▶ _What you are asked to do_:
Output the whole listing below. Keep it exact.

▶ _Source information_:
┌──
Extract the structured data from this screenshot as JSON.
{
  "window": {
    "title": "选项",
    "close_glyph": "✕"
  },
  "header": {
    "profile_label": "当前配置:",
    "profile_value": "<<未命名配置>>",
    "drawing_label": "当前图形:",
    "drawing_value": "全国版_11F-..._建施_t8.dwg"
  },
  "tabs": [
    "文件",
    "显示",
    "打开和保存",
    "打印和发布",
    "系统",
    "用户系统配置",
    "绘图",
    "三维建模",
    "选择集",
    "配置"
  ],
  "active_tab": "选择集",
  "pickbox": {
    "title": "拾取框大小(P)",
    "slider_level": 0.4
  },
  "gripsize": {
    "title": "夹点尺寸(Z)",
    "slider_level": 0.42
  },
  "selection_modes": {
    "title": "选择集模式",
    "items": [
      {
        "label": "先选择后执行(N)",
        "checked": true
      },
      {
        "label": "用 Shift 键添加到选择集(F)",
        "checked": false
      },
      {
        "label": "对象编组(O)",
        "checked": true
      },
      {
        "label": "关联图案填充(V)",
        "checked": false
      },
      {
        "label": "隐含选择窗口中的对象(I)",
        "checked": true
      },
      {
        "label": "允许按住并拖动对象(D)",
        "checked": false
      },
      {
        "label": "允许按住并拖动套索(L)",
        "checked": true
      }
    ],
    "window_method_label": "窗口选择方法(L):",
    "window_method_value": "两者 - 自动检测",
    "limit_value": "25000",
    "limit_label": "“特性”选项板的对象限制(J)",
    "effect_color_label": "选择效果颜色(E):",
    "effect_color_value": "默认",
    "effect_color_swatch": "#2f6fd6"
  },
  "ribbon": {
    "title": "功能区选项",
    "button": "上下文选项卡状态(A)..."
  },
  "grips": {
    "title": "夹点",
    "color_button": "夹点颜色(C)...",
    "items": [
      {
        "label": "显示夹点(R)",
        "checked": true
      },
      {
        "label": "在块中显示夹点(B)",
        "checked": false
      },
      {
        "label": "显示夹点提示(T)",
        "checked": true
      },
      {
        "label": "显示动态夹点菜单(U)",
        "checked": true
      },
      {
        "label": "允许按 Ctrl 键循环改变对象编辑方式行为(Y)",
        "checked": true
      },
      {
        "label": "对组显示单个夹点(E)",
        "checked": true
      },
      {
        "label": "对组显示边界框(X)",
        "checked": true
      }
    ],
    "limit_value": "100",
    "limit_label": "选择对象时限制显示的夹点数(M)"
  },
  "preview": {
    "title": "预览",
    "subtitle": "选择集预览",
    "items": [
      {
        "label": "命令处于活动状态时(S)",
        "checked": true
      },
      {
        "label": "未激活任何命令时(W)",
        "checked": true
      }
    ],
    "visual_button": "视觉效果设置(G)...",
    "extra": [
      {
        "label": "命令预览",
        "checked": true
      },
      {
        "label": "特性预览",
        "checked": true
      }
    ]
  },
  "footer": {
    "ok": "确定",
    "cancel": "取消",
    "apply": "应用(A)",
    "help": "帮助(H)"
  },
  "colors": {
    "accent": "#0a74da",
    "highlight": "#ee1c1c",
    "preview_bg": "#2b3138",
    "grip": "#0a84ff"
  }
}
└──
▶ _Output of the exercise_:
Extract the structured data from this screenshot as JSON.
{
  "window": {
    "title": "选项",
    "close_glyph": "✕"
  },
  "header": {
    "profile_label": "当前配置:",
    "profile_value": "<<未命名配置>>",
    "drawing_label": "当前图形:",
    "drawing_value": "全国版_11F-..._建施_t8.dwg"
  },
  "tabs": [
    "文件",
    "显示",
    "打开和保存",
    "打印和发布",
    "系统",
    "用户系统配置",
    "绘图",
    "三维建模",
    "选择集",
    "配置"
  ],
  "active_tab": "选择集",
  "pickbox": {
    "title": "拾取框大小(P)",
    "slider_level": 0.4
  },
  "gripsize": {
    "title": "夹点尺寸(Z)",
    "slider_level": 0.42
  },
  "selection_modes": {
    "title": "选择集模式",
    "items": [
      {
        "label": "先选择后执行(N)",
        "checked": true
      },
      {
        "label": "用 Shift 键添加到选择集(F)",
        "checked": false
      },
      {
        "label": "对象编组(O)",
        "checked": true
      },
      {
        "label": "关联图案填充(V)",
        "checked": false
      },
      {
        "label": "隐含选择窗口中的对象(I)",
        "checked": true
      },
      {
        "label": "允许按住并拖动对象(D)",
        "checked": false
      },
      {
        "label": "允许按住并拖动套索(L)",
        "checked": true
      }
    ],
    "window_method_label": "窗口选择方法(L):",
    "window_method_value": "两者 - 自动检测",
    "limit_value": "25000",
    "limit_label": "“特性”选项板的对象限制(J)",
    "effect_color_label": "选择效果颜色(E):",
    "effect_color_value": "默认",
    "effect_color_swatch": "#2f6fd6"
  },
  "ribbon": {
    "title": "功能区选项",
    "button": "上下文选项卡状态(A)..."
  },
  "grips": {
    "title": "夹点",
    "color_button": "夹点颜色(C)...",
    "items": [
      {
        "label": "显示夹点(R)",
        "checked": true
      },
      {
        "label": "在块中显示夹点(B)",
        "checked": false
      },
      {
        "label": "显示夹点提示(T)",
        "checked": true
      },
      {
        "label": "显示动态夹点菜单(U)",
        "checked": true
      },
      {
        "label": "允许按 Ctrl 键循环改变对象编辑方式行为(Y)",
        "checked": true
      },
      {
        "label": "对组显示单个夹点(E)",
        "checked": true
      },
      {
        "label": "对组显示边界框(X)",
        "checked": true
      }
    ],
    "limit_value": "100",
    "limit_label": "选择对象时限制显示的夹点数(M)"
  },
  "preview": {
    "title": "预览",
    "subtitle": "选择集预览",
    "items": [
      {
        "label": "命令处于活动状态时(S)",
        "checked": true
      },
      {
        "label": "未激活任何命令时(W)",
        "checked": true
      }
    ],
    "visual_button": "视觉效果设置(G)...",
    "extra": [
      {
        "label": "命令预览",
        "checked": true
      },
      {
        "label": "特性预览",
        "checked": true
      }
    ]
  },
  "footer": {
    "ok": "确定",
    "cancel": "取消",
    "apply": "应用(A)",
    "help": "帮助(H)"
  },
  "colors": {
    "accent": "#0a74da",
    "highlight": "#ee1c1c",
    "preview_bg": "#2b3138",
    "grip": "#0a84ff"
  }
}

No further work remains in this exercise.